Mobile and Tablet Ready
And speaking of mobility, you need to ensure that your website is fully functional and visible on smartphones and tablets. Did you know that Google penalizes websites that are not mobile friendly? Unfortunately, there are many websites that have not made the adjustment, which adversely impacts both where they appear in search results and consumer experience. Not accounting for mobile usage is a sure-fire way of losing website visitors. Links are hard (if not impossible) to click, requiring potential customers to incessantly pinch, zoom and turn their devices in order to read website content. The easiest way to resolve the issue is to have a website that is responsive or adaptive. This guide doesn't delve into the particulars of each (that requires an entire blog post of its own), but there are a number of resources in which you can research and determine which is best for you. To get you started, there are a few useful links listed at the end of this post.
Use of Large and Inviting Photos
A picture is worth a thousand words and that value is measured by trustworthiness and reputability. That's why it's imperative to make an emotional appeal to your visitors through the use of inviting imagery. Think about when you're booking a hotel; properties with alluring photos resonate over those that don't. Clear, crisp images with quality lighting and interesting angles can make the difference in converting a website visitor to an actual customer.
Well Designed Icons & Illustrations
Draw attention to your content and impress your visitors with the use of icons and illustrations that compliment your color scheme. There are a number of companies where you can purchase these graphics like The Noun Project, iStock, Shutterstock and 123RF; they will, however, require some tweaking before they can be used on your website. Not to worry, you can enlist the help of a Graphic or Web Designer to help you with the formatting. Designers can also create personalized graphics for your company that add even more sophistication and distinctiveness to your website.
Implementation of Website Analytics

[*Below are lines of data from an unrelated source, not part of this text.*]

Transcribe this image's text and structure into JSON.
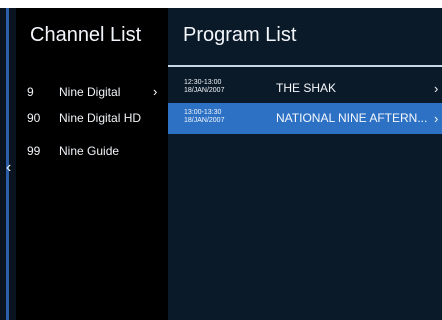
{
  "screen": {
    "left_arrow": "‹",
    "channel_panel_title": "Channel List",
    "program_panel_title": "Program List"
  },
  "channels": [
    {
      "number": "9",
      "name": "Nine Digital",
      "chevron": "›"
    },
    {
      "number": "90",
      "name": "Nine Digital HD"
    },
    {
      "number": "99",
      "name": "Nine Guide"
    }
  ],
  "programs": [
    {
      "time_range": "12:30-13:00",
      "date": "18/JAN/2007",
      "title": "THE SHAK",
      "chevron": "›",
      "selected": false
    },
    {
      "time_range": "13:00-13:30",
      "date": "18/JAN/2007",
      "title": "NATIONAL NINE AFTERN...",
      "chevron": "›",
      "selected": true
    }
  ],
  "colors": {
    "channel_panel_bg": "#000000",
    "program_panel_bg": "#0b1a28",
    "selected_row": "#2d71c5",
    "accent_line": "#c9d6e6"
  }
}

Okay it sounds super technical but it's really not. What it means is, that you should have some sort of mechanism on your website that measures how well (or poorly) your content resonates with visitors. Something that shows how many people are coming to your site, how they're getting there, and what areas of the site they're engaging with. It may sound overwhelming, but rest assured, there is a tool that will help you to gather all of this information and more; it's called Google Analytics.
Google Analytics is a free tool that opens a treasure trove of valuable data; seeing what works and what doesn't, so you can make updates accordingly and repeat as necessary. I liken it to a vehicle tune up. You need to routinely take your car in for maintenance to keep it running smoothly, the same can be said for your content. Your website should be monitored and changed routinely to ensure optimal performance year-over-year.